The lottery is a form of gambling in which multiple people pay a small fee to have a chance at winning a large sum of money. It is generally operated by governments, though private companies also run some lotteries. The prizes are awarded through a drawing of numbers or symbols. The drawing is often accompanied by a public ceremony, which is designed to be entertaining and exciting for participants. The drawing is often performed using a random selection procedure, which ensures that the winners are chosen by chance.

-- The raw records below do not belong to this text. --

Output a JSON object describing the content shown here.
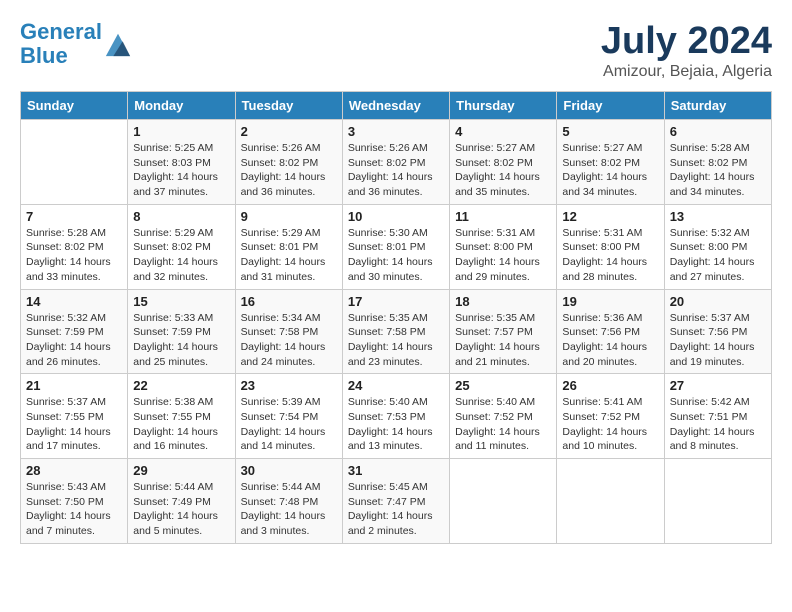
{
  "header": {
    "logo_line1": "General",
    "logo_line2": "Blue",
    "title": "July 2024",
    "subtitle": "Amizour, Bejaia, Algeria"
  },
  "days_of_week": [
    "Sunday",
    "Monday",
    "Tuesday",
    "Wednesday",
    "Thursday",
    "Friday",
    "Saturday"
  ],
  "weeks": [
    [
      {
        "day": "",
        "info": ""
      },
      {
        "day": "1",
        "info": "Sunrise: 5:25 AM\nSunset: 8:03 PM\nDaylight: 14 hours\nand 37 minutes."
      },
      {
        "day": "2",
        "info": "Sunrise: 5:26 AM\nSunset: 8:02 PM\nDaylight: 14 hours\nand 36 minutes."
      },
      {
        "day": "3",
        "info": "Sunrise: 5:26 AM\nSunset: 8:02 PM\nDaylight: 14 hours\nand 36 minutes."
      },
      {
        "day": "4",
        "info": "Sunrise: 5:27 AM\nSunset: 8:02 PM\nDaylight: 14 hours\nand 35 minutes."
      },
      {
        "day": "5",
        "info": "Sunrise: 5:27 AM\nSunset: 8:02 PM\nDaylight: 14 hours\nand 34 minutes."
      },
      {
        "day": "6",
        "info": "Sunrise: 5:28 AM\nSunset: 8:02 PM\nDaylight: 14 hours\nand 34 minutes."
      }
    ],
    [
      {
        "day": "7",
        "info": "Sunrise: 5:28 AM\nSunset: 8:02 PM\nDaylight: 14 hours\nand 33 minutes."
      },
      {
        "day": "8",
        "info": "Sunrise: 5:29 AM\nSunset: 8:02 PM\nDaylight: 14 hours\nand 32 minutes."
      },
      {
        "day": "9",
        "info": "Sunrise: 5:29 AM\nSunset: 8:01 PM\nDaylight: 14 hours\nand 31 minutes."
      },
      {
        "day": "10",
        "info": "Sunrise: 5:30 AM\nSunset: 8:01 PM\nDaylight: 14 hours\nand 30 minutes."
      },
      {
        "day": "11",
        "info": "Sunrise: 5:31 AM\nSunset: 8:00 PM\nDaylight: 14 hours\nand 29 minutes."
      },
      {
        "day": "12",
        "info": "Sunrise: 5:31 AM\nSunset: 8:00 PM\nDaylight: 14 hours\nand 28 minutes."
      },
      {
        "day": "13",
        "info": "Sunrise: 5:32 AM\nSunset: 8:00 PM\nDaylight: 14 hours\nand 27 minutes."
      }
    ],
    [
      {
        "day": "14",
        "info": "Sunrise: 5:32 AM\nSunset: 7:59 PM\nDaylight: 14 hours\nand 26 minutes."
      },
      {
        "day": "15",
        "info": "Sunrise: 5:33 AM\nSunset: 7:59 PM\nDaylight: 14 hours\nand 25 minutes."
      },
      {
        "day": "16",
        "info": "Sunrise: 5:34 AM\nSunset: 7:58 PM\nDaylight: 14 hours\nand 24 minutes."
      },
      {
        "day": "17",
        "info": "Sunrise: 5:35 AM\nSunset: 7:58 PM\nDaylight: 14 hours\nand 23 minutes."
      },
      {
        "day": "18",
        "info": "Sunrise: 5:35 AM\nSunset: 7:57 PM\nDaylight: 14 hours\nand 21 minutes."
      },
      {
        "day": "19",
        "info": "Sunrise: 5:36 AM\nSunset: 7:56 PM\nDaylight: 14 hours\nand 20 minutes."
      },
      {
        "day": "20",
        "info": "Sunrise: 5:37 AM\nSunset: 7:56 PM\nDaylight: 14 hours\nand 19 minutes."
      }
    ],
    [
      {
        "day": "21",
        "info": "Sunrise: 5:37 AM\nSunset: 7:55 PM\nDaylight: 14 hours\nand 17 minutes."
      },
      {
        "day": "22",
        "info": "Sunrise: 5:38 AM\nSunset: 7:55 PM\nDaylight: 14 hours\nand 16 minutes."
      },
      {
        "day": "23",
        "info": "Sunrise: 5:39 AM\nSunset: 7:54 PM\nDaylight: 14 hours\nand 14 minutes."
      },
      {
        "day": "24",
        "info": "Sunrise: 5:40 AM\nSunset: 7:53 PM\nDaylight: 14 hours\nand 13 minutes."
      },
      {
        "day": "25",
        "info": "Sunrise: 5:40 AM\nSunset: 7:52 PM\nDaylight: 14 hours\nand 11 minutes."
      },
      {
        "day": "26",
        "info": "Sunrise: 5:41 AM\nSunset: 7:52 PM\nDaylight: 14 hours\nand 10 minutes."
      },
      {
        "day": "27",
        "info": "Sunrise: 5:42 AM\nSunset: 7:51 PM\nDaylight: 14 hours\nand 8 minutes."
      }
    ],
    [
      {
        "day": "28",
        "info": "Sunrise: 5:43 AM\nSunset: 7:50 PM\nDaylight: 14 hours\nand 7 minutes."
      },
      {
        "day": "29",
        "info": "Sunrise: 5:44 AM\nSunset: 7:49 PM\nDaylight: 14 hours\nand 5 minutes."
      },
      {
        "day": "30",
        "info": "Sunrise: 5:44 AM\nSunset: 7:48 PM\nDaylight: 14 hours\nand 3 minutes."
      },
      {
        "day": "31",
        "info": "Sunrise: 5:45 AM\nSunset: 7:47 PM\nDaylight: 14 hours\nand 2 minutes."
      },
      {
        "day": "",
        "info": ""
      },
      {
        "day": "",
        "info": ""
      },
      {
        "day": "",
        "info": ""
      }
    ]
  ]
}
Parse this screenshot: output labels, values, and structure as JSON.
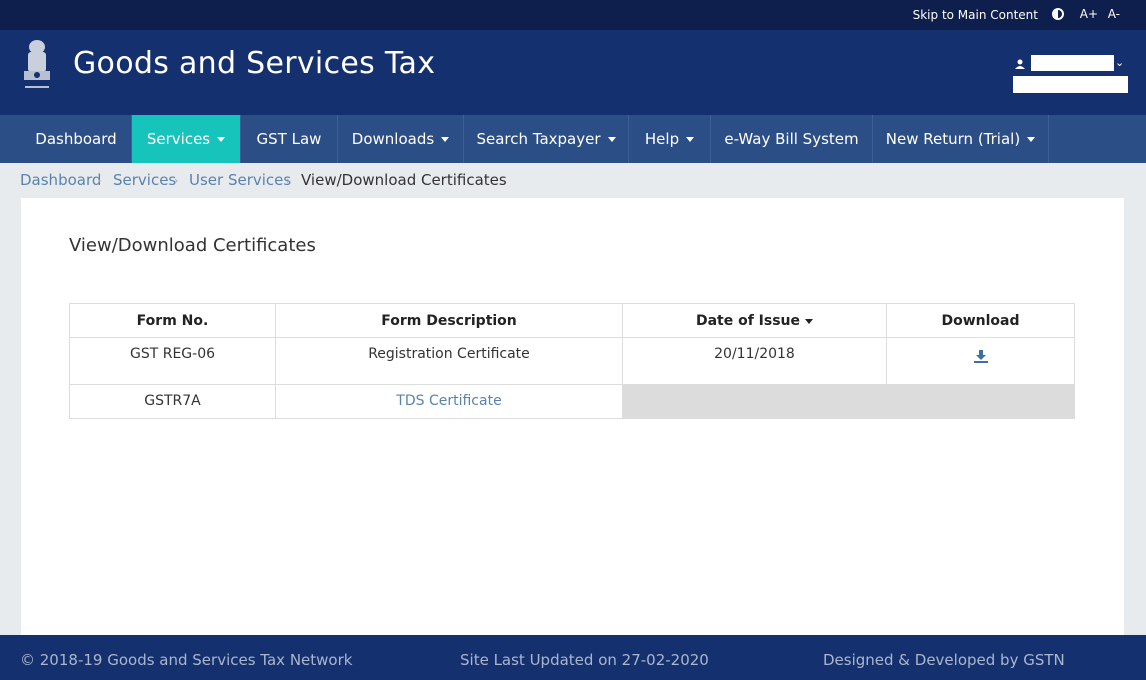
{
  "topbar": {
    "skip_label": "Skip to Main Content",
    "font_increase": "A+",
    "font_decrease": "A-"
  },
  "header": {
    "title": "Goods and Services Tax"
  },
  "nav": {
    "items": [
      {
        "label": "Dashboard"
      },
      {
        "label": "Services"
      },
      {
        "label": "GST Law"
      },
      {
        "label": "Downloads"
      },
      {
        "label": "Search Taxpayer"
      },
      {
        "label": "Help"
      },
      {
        "label": "e-Way Bill System"
      },
      {
        "label": "New Return (Trial)"
      }
    ]
  },
  "breadcrumb": {
    "items": [
      "Dashboard",
      "Services",
      "User Services",
      "View/Download Certificates"
    ]
  },
  "page": {
    "title": "View/Download Certificates"
  },
  "table": {
    "headers": [
      "Form No.",
      "Form Description",
      "Date of Issue",
      "Download"
    ],
    "rows": [
      {
        "form_no": "GST REG-06",
        "description": "Registration Certificate",
        "date": "20/11/2018"
      },
      {
        "form_no": "GSTR7A",
        "description": "TDS Certificate",
        "date": ""
      }
    ]
  },
  "footer": {
    "copyright": "© 2018-19 Goods and Services Tax Network",
    "updated": "Site Last Updated on 27-02-2020",
    "developer": "Designed & Developed by GSTN"
  },
  "colors": {
    "topbar": "#0e1f4d",
    "header": "#14306e",
    "navbar": "#2c4e86",
    "active_nav": "#17c4bb",
    "link": "#5b82ad"
  }
}
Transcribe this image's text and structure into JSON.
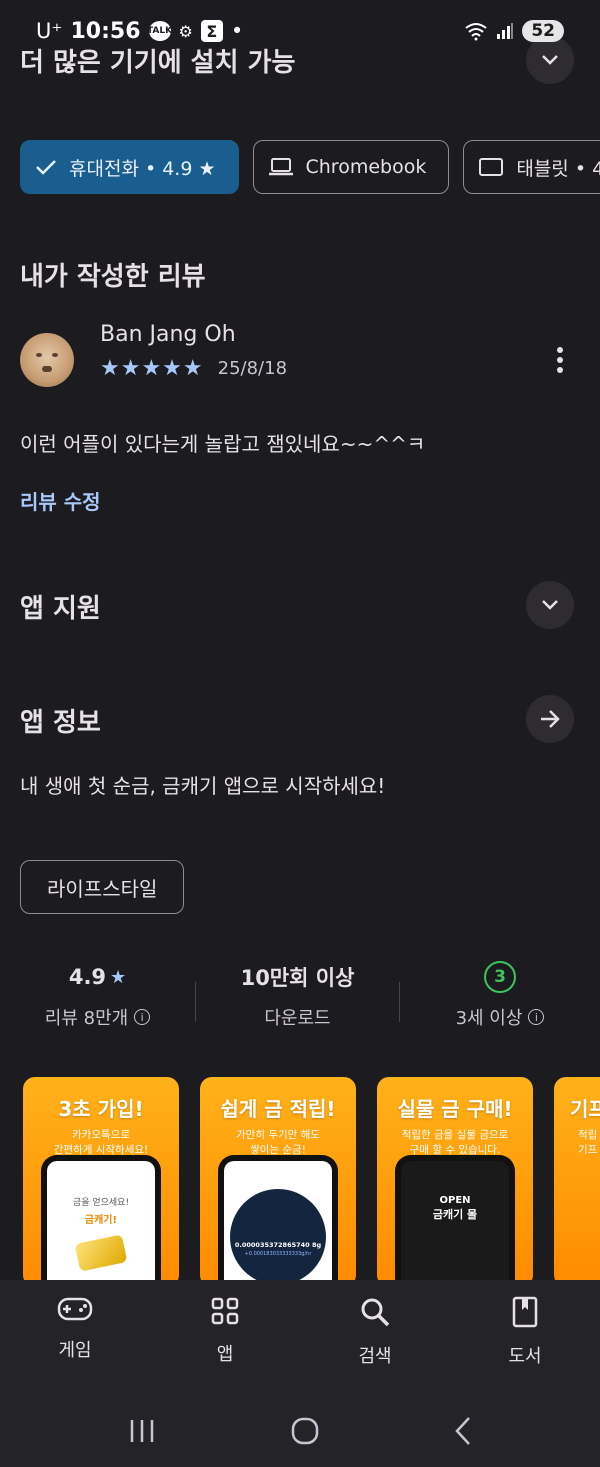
{
  "status": {
    "carrier": "U⁺",
    "time": "10:56",
    "talk_badge": "TALK",
    "sigma": "Σ",
    "dot": "•",
    "battery": "52"
  },
  "compat": {
    "title": "더 많은 기기에 설치 가능"
  },
  "device_chips": [
    {
      "label": "휴대전화 • 4.9 ★",
      "selected": true,
      "icon": "check-icon"
    },
    {
      "label": "Chromebook",
      "selected": false,
      "icon": "laptop-icon"
    },
    {
      "label": "태블릿 • 4",
      "selected": false,
      "icon": "tablet-icon"
    }
  ],
  "my_review": {
    "section_title": "내가 작성한 리뷰",
    "author": "Ban Jang Oh",
    "rating": 5,
    "stars_text": "★★★★★",
    "date": "25/8/18",
    "text": "이런 어플이 있다는게 놀랍고 잼있네요~~^^ㅋ",
    "edit_label": "리뷰 수정"
  },
  "app_support": {
    "title": "앱 지원"
  },
  "app_info": {
    "title": "앱 정보",
    "description": "내 생애 첫 순금, 금캐기 앱으로 시작하세요!",
    "category": "라이프스타일"
  },
  "stats": {
    "rating_value": "4.9",
    "rating_star": "★",
    "reviews_label": "리뷰 8만개",
    "downloads_value": "10만회 이상",
    "downloads_label": "다운로드",
    "age_value": "3",
    "age_label": "3세 이상",
    "info_glyph": "i"
  },
  "screenshots": [
    {
      "headline": "3초 가입!",
      "sub1": "카카오톡으로",
      "sub2": "간편하게 시작하세요!",
      "screen_line1": "금을 얻으세요!",
      "screen_line2": "금캐기!"
    },
    {
      "headline": "쉽게 금 적립!",
      "sub1": "가만히 두기만 해도",
      "sub2": "쌓이는 순금!",
      "screen_line1": "0.000035372865740 8g",
      "screen_line2": "+0.000183033333333g/hr"
    },
    {
      "headline": "실물 금 구매!",
      "sub1": "적립한 금을 실물 금으로",
      "sub2": "구매 할 수 있습니다.",
      "screen_line1": "OPEN",
      "screen_line2": "금캐기 몰"
    },
    {
      "headline": "기프",
      "sub1": "적립",
      "sub2": "기프",
      "screen_line1": "",
      "screen_line2": ""
    }
  ],
  "bottom_nav": [
    {
      "label": "게임",
      "icon": "gamepad-icon"
    },
    {
      "label": "앱",
      "icon": "apps-grid-icon"
    },
    {
      "label": "검색",
      "icon": "search-icon"
    },
    {
      "label": "도서",
      "icon": "book-icon"
    }
  ],
  "colors": {
    "background": "#1c1b1f",
    "selected_chip": "#1a5d8f",
    "star": "#a8c7fa",
    "link": "#a8c7fa",
    "age_badge": "#3ec45c",
    "screenshot_orange": "#ff9800"
  }
}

Financial lotteries are the most common type of lottery, but they are also used to award sports tickets, vacations, college tuition, and other items. Lottery games are played by people of all ages, and there are even special lotteries for children. There are also many online lotteries where players can play from the comfort of their homes. However, before you buy a ticket, it’s important to know the rules of the game and what you’re getting yourself into.

Lottery prizes are largely based on chance, but there are some rules that must be followed in order to protect the integrity of the games. For example, lottery participants must be at least 18 years old to purchase a ticket in most states. In addition, the lottery must have an established procedure for determining the winning numbers or symbols. This process must be thoroughly inspected and verified to ensure that the results are random and fair. This process may involve shuffling, mixing, or other methods to ensure that the winning numbers are randomly selected. In recent times, computers have been used for this purpose.

Despite the fact that there are some risks involved with lottery participation, many people still play the lottery on a regular basis. In the United States alone, there are over 43 state-sponsored lotteries, and tens of thousands of local ones. Lottery players come from all walks of life, but they are typically more likely to live in lower-income neighborhoods than other types of gamblers. In addition, many critics argue that lotteries promote addictive gambling behavior and impose a significant regressive tax on poorer communities.

The first thing to do before buying a lottery ticket is to set a budget for how much you’re willing to spend. This will help you avoid spending more than you can afford to lose and keep your chances of winning high. It’s also a good idea to check the minimum lottery-playing age in your state or country before purchasing your ticket.

Another way to improve your odds of winning is to choose a smaller game with less numbers. For example, a state pick-3 game has much better odds than Powerball or EuroMillions. It’s also helpful to select a group of numbers that haven’t already been picked in the past.

Lastly, don’t buy your lottery tickets from scratch-off vendors. These tickets are more likely to have a fake prize. In addition, they’re also more expensive and have a lower payout than those from the official lottery.